-- Problem requirements --
Please reproduce the records below exactly, omitting any pictures they contain.

Dataset rows describing interfaces
• • •

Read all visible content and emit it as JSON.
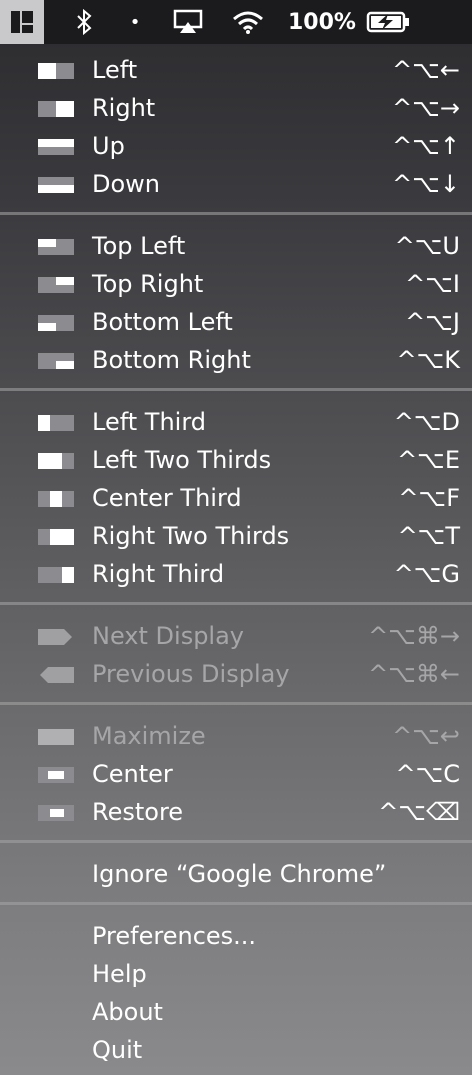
{
  "menubar": {
    "app_icon": "rectangle-app-icon",
    "bluetooth_icon": "bluetooth-icon",
    "dot": "•",
    "airplay_icon": "airplay-icon",
    "wifi_icon": "wifi-icon",
    "battery_percent": "100%",
    "battery_icon": "battery-charging-icon"
  },
  "menu": {
    "groups": [
      {
        "items": [
          {
            "label": "Left",
            "shortcut": "^⌥←",
            "icon": "left-half-icon",
            "enabled": true
          },
          {
            "label": "Right",
            "shortcut": "^⌥→",
            "icon": "right-half-icon",
            "enabled": true
          },
          {
            "label": "Up",
            "shortcut": "^⌥↑",
            "icon": "top-half-icon",
            "enabled": true
          },
          {
            "label": "Down",
            "shortcut": "^⌥↓",
            "icon": "bottom-half-icon",
            "enabled": true
          }
        ]
      },
      {
        "items": [
          {
            "label": "Top Left",
            "shortcut": "^⌥U",
            "icon": "top-left-icon",
            "enabled": true
          },
          {
            "label": "Top Right",
            "shortcut": "^⌥I",
            "icon": "top-right-icon",
            "enabled": true
          },
          {
            "label": "Bottom Left",
            "shortcut": "^⌥J",
            "icon": "bottom-left-icon",
            "enabled": true
          },
          {
            "label": "Bottom Right",
            "shortcut": "^⌥K",
            "icon": "bottom-right-icon",
            "enabled": true
          }
        ]
      },
      {
        "items": [
          {
            "label": "Left Third",
            "shortcut": "^⌥D",
            "icon": "left-third-icon",
            "enabled": true
          },
          {
            "label": "Left Two Thirds",
            "shortcut": "^⌥E",
            "icon": "left-two-thirds-icon",
            "enabled": true
          },
          {
            "label": "Center Third",
            "shortcut": "^⌥F",
            "icon": "center-third-icon",
            "enabled": true
          },
          {
            "label": "Right Two Thirds",
            "shortcut": "^⌥T",
            "icon": "right-two-thirds-icon",
            "enabled": true
          },
          {
            "label": "Right Third",
            "shortcut": "^⌥G",
            "icon": "right-third-icon",
            "enabled": true
          }
        ]
      },
      {
        "items": [
          {
            "label": "Next Display",
            "shortcut": "^⌥⌘→",
            "icon": "next-display-icon",
            "enabled": false
          },
          {
            "label": "Previous Display",
            "shortcut": "^⌥⌘←",
            "icon": "previous-display-icon",
            "enabled": false
          }
        ]
      },
      {
        "items": [
          {
            "label": "Maximize",
            "shortcut": "^⌥↩",
            "icon": "maximize-icon",
            "enabled": false
          },
          {
            "label": "Center",
            "shortcut": "^⌥C",
            "icon": "center-icon",
            "enabled": true
          },
          {
            "label": "Restore",
            "shortcut": "^⌥⌫",
            "icon": "restore-icon",
            "enabled": true
          }
        ]
      },
      {
        "items": [
          {
            "label": "Ignore “Google Chrome”",
            "shortcut": "",
            "icon": "",
            "enabled": true
          }
        ]
      },
      {
        "items": [
          {
            "label": "Preferences...",
            "shortcut": "",
            "icon": "",
            "enabled": true
          },
          {
            "label": "Help",
            "shortcut": "",
            "icon": "",
            "enabled": true
          },
          {
            "label": "About",
            "shortcut": "",
            "icon": "",
            "enabled": true
          },
          {
            "label": "Quit",
            "shortcut": "",
            "icon": "",
            "enabled": true
          }
        ]
      }
    ]
  }
}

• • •

-- Result of the task --
Read all visible content and emit it as JSON.
{
  "menubar": {
    "app_icon": "rectangle-app-icon",
    "bluetooth_icon": "bluetooth-icon",
    "dot": "•",
    "airplay_icon": "airplay-icon",
    "wifi_icon": "wifi-icon",
    "battery_percent": "100%",
    "battery_icon": "battery-charging-icon"
  },
  "menu": {
    "groups": [
      {
        "items": [
          {
            "label": "Left",
            "shortcut": "^⌥←",
            "icon": "left-half-icon",
            "enabled": true
          },
          {
            "label": "Right",
            "shortcut": "^⌥→",
            "icon": "right-half-icon",
            "enabled": true
          },
          {
            "label": "Up",
            "shortcut": "^⌥↑",
            "icon": "top-half-icon",
            "enabled": true
          },
          {
            "label": "Down",
            "shortcut": "^⌥↓",
            "icon": "bottom-half-icon",
            "enabled": true
          }
        ]
      },
      {
        "items": [
          {
            "label": "Top Left",
            "shortcut": "^⌥U",
            "icon": "top-left-icon",
            "enabled": true
          },
          {
            "label": "Top Right",
            "shortcut": "^⌥I",
            "icon": "top-right-icon",
            "enabled": true
          },
          {
            "label": "Bottom Left",
            "shortcut": "^⌥J",
            "icon": "bottom-left-icon",
            "enabled": true
          },
          {
            "label": "Bottom Right",
            "shortcut": "^⌥K",
            "icon": "bottom-right-icon",
            "enabled": true
          }
        ]
      },
      {
        "items": [
          {
            "label": "Left Third",
            "shortcut": "^⌥D",
            "icon": "left-third-icon",
            "enabled": true
          },
          {
            "label": "Left Two Thirds",
            "shortcut": "^⌥E",
            "icon": "left-two-thirds-icon",
            "enabled": true
          },
          {
            "label": "Center Third",
            "shortcut": "^⌥F",
            "icon": "center-third-icon",
            "enabled": true
          },
          {
            "label": "Right Two Thirds",
            "shortcut": "^⌥T",
            "icon": "right-two-thirds-icon",
            "enabled": true
          },
          {
            "label": "Right Third",
            "shortcut": "^⌥G",
            "icon": "right-third-icon",
            "enabled": true
          }
        ]
      },
      {
        "items": [
          {
            "label": "Next Display",
            "shortcut": "^⌥⌘→",
            "icon": "next-display-icon",
            "enabled": false
          },
          {
            "label": "Previous Display",
            "shortcut": "^⌥⌘←",
            "icon": "previous-display-icon",
            "enabled": false
          }
        ]
      },
      {
        "items": [
          {
            "label": "Maximize",
            "shortcut": "^⌥↩",
            "icon": "maximize-icon",
            "enabled": false
          },
          {
            "label": "Center",
            "shortcut": "^⌥C",
            "icon": "center-icon",
            "enabled": true
          },
          {
            "label": "Restore",
            "shortcut": "^⌥⌫",
            "icon": "restore-icon",
            "enabled": true
          }
        ]
      },
      {
        "items": [
          {
            "label": "Ignore “Google Chrome”",
            "shortcut": "",
            "icon": "",
            "enabled": true
          }
        ]
      },
      {
        "items": [
          {
            "label": "Preferences...",
            "shortcut": "",
            "icon": "",
            "enabled": true
          },
          {
            "label": "Help",
            "shortcut": "",
            "icon": "",
            "enabled": true
          },
          {
            "label": "About",
            "shortcut": "",
            "icon": "",
            "enabled": true
          },
          {
            "label": "Quit",
            "shortcut": "",
            "icon": "",
            "enabled": true
          }
        ]
      }
    ]
  }
}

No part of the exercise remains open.